Using four, seven-point Likert-type items, the scale measures to what degree a participant in a research project believes that her/she knows what is being studied, with an emphasis on awareness of the hypotheses being tested.  

The importance of a person’s attitude about a particular object or topic and the certainty of his/her attitude is measured with five, seven-point items.

Three, nine-point items are used to measure the confidence in one’s ability to predict his/her future attitude toward some object.  To be clear, the scale measures a person’s certainty in his/her ability rather than the objective accuracy of the prediction.

With three, seven-point Likert-type items, the scale measures the degree to which a consumer is sure that buying a particular product is the correct decision.

With three, nine-point items, the scale measures how much a person anticipates that some particular experiences would help him/her be more certain of preferences with regard to a certain product category.  The scale was made to be used with sensory-related experiences but might be flexible enough for use in other contexts as well.

The level of exactitude a person believes was used in a particular advertising claim is measured with four, seven-point Likert-type items.

Five items are used to measure a consumer's attitude about and willingness to buy products from a particular company.  Given the hypothetical and temporal vagueness of the items, the construct being measured might also be referred to as attitude toward the act of purchasing.  The scale is somewhat unique in that the items do not share a common response format.

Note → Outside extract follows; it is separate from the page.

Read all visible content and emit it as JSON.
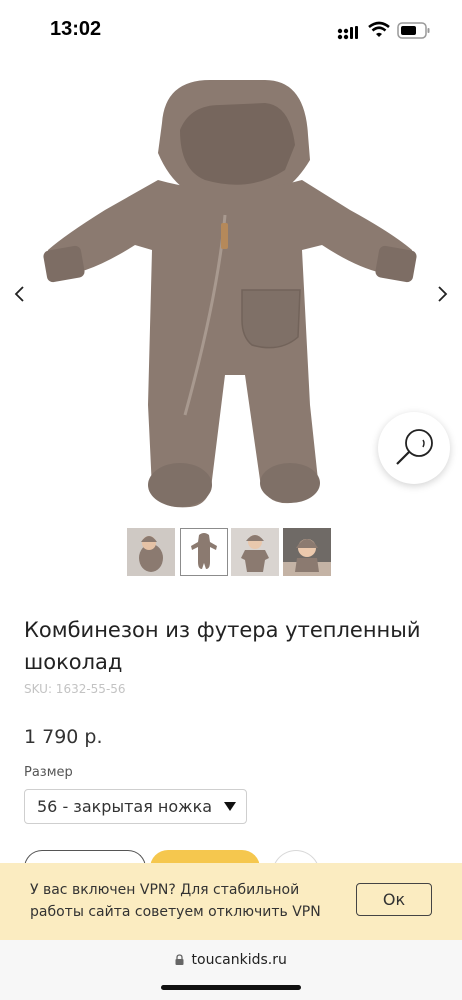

The strength with which a person holds a particular position about an object such as a product, company, or person, is measured in this scale with three, seven-point items. To be clear, the scale does not measure the attitude itself but rather one's confidence in the correctness of the attitude.